This was originally written 7/23/2009 when I studied abroad in Ghana, West Africa. I will forever be changed by this country of love, hope, and humility.
Poverty is an issue in most developing nations. We even witness it in the United States despite claims of the American Dream. It is hard to wrap your mind around someone making less than 2 cedis per day (which is less than 1.50 U.S). But this is normal to the lower class in Ghana. It is also hard to understand that flip-flops that we can purchase for $2 and inexpensive toilet paper are luxury items to many of them. Actually, having access to clean water is typically reserved for the middle and upper classes. And I should use the term “middle class” loosely because that class almost does not exist
Because of these factors, I was not surprised to see people begging on the streets. However, the beggars were different from what I anticipated. First, they were children, some as small as 4 or 5 and secondly, many of them were not Ghanaian.
These cute, pecan colored, curly hair, kids were refugees from Chad and Lebanon. They fled their countries to avoid warfare and extreme deprivation. In a lecture from of one my core courses, I shocked to hear the estimated number of refugees that had been displaced from their home land.
I noticed them when I first arrived in Ghana. A cute little girl ran up to the side of our van. Her eyes were glossy as if at any moment tears would trickle down her cheeks. She motioned and then put her hand to her mouth. She wanted money to buy food. I encountered many other children like this. I was surprised though, when I saw her again. That day, I had about 7 kids run up to me and grab various parts of my body to get my attention. They will not let you go unless you become very stern with them. They will even fall to their knees in a desperate plea that makes you wish you could snap your fingers and immediately give them a better shot at life.
The whole sight made me sick. Sick that children have to suffer anywhere. Sick that instead of being in school, they are hustling in the streets.
When I saw the same little girl from the bus, I was able to get the rest of the kids off of me and talk to her alone. She seemed to be the oldest. Her name was Latifah. I asked her what she wanted. She wanted money for herself and her brother. She begged. I gave it to her. She would not tell me where her mother was. I saw her again in the wee hours in the morning when I was leaving a popular club. It was 4am, dark and too dangerous for a child to be out. But there she was with her brother in tow. She came up to me and my male friend. I asked ” Don’t you remember me Latifah? I gave you money earlier?” She nodded.
Sensing her defeat or feeling ashamed, she sent her little brother over to me instead. I had to pick him up when a taxi driver did not see his little body behind the car as he backed up. I asked him where their mother was. He was too naive to know that he was not suppose to tell me. He said at home and pointed up the street.
Basically, these kids that have left their countries now support their families by begging. I have even seen mothers and older siblings point people out in a crowd so the children know who to target.

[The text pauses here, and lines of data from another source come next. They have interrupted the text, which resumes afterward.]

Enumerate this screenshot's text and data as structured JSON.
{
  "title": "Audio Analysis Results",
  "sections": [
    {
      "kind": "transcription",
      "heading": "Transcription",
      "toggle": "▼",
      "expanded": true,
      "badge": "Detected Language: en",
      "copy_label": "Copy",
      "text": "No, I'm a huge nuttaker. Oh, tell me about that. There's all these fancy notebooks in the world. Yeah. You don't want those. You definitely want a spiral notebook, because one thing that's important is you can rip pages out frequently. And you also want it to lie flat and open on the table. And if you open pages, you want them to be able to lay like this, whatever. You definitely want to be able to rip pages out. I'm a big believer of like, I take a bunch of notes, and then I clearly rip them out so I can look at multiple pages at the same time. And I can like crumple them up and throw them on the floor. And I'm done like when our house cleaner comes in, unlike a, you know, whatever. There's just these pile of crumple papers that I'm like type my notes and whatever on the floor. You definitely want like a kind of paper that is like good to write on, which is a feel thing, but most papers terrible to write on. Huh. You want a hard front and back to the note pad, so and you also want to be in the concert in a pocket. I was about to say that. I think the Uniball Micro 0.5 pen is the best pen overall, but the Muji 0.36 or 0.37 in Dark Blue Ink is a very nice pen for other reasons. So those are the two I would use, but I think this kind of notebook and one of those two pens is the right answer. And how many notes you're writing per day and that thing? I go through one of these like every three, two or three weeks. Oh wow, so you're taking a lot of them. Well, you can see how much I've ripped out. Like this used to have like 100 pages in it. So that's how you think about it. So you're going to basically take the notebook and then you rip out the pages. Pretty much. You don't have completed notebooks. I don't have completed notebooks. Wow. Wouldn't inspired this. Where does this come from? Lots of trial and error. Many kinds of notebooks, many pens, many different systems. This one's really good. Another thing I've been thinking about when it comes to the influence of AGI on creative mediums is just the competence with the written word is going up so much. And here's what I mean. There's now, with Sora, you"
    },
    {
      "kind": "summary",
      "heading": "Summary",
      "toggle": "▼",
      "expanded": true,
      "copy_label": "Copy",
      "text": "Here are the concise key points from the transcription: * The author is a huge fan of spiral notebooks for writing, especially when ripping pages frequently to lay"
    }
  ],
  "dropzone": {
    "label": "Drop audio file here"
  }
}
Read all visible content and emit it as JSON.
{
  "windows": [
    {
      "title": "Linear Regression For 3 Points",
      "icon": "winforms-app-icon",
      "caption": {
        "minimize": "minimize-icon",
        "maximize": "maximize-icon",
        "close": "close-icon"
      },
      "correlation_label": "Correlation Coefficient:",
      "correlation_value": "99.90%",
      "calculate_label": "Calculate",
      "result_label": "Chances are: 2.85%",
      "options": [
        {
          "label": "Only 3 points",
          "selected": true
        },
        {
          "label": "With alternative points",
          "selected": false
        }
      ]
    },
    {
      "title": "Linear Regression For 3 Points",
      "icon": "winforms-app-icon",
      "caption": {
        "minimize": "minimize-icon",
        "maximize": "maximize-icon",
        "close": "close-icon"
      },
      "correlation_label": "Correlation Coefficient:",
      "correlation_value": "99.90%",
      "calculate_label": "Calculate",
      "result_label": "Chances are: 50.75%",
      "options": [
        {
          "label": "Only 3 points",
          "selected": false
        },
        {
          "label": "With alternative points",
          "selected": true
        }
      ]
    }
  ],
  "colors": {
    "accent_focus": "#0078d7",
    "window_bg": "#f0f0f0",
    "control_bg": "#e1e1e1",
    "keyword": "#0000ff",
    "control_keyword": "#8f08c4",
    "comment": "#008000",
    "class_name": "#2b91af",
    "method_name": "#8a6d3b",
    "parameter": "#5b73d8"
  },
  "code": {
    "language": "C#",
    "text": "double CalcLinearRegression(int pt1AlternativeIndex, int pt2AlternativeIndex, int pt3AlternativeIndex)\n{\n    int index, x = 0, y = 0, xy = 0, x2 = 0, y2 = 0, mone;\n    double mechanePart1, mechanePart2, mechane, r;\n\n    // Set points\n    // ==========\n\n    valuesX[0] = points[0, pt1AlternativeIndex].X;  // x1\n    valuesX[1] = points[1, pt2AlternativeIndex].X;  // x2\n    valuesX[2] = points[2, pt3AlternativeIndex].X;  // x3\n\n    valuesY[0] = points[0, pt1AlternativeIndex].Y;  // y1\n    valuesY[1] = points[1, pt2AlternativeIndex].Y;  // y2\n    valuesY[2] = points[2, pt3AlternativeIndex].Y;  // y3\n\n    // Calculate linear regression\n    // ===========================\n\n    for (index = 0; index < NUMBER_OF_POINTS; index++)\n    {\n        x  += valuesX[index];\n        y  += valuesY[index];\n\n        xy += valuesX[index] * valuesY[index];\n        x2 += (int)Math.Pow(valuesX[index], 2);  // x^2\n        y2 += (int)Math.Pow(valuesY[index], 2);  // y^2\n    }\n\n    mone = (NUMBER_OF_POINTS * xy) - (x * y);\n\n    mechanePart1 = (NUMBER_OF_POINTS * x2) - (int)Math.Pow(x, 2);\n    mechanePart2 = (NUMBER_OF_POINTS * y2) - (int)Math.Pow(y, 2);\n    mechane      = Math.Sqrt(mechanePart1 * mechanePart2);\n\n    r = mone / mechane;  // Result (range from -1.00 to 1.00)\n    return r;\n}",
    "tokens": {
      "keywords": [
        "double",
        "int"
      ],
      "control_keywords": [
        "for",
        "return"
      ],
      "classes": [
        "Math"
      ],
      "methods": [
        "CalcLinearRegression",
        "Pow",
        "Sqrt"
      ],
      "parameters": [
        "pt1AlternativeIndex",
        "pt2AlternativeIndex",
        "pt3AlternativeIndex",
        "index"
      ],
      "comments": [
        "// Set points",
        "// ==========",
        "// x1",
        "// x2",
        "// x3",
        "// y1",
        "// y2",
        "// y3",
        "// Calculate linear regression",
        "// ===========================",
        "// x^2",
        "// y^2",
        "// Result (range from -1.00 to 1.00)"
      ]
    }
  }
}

Some would say: ” What mother would have their child out late at night working in such a way? I know it is tempting, right?
But then, you have to put things into perspective. For some of the people, it’s a matter of eating or not eating, drinking or not drinking, living or dying. But in the mean time, children are exploited and made to grow up way too fast.
The Solution?…. If only I had one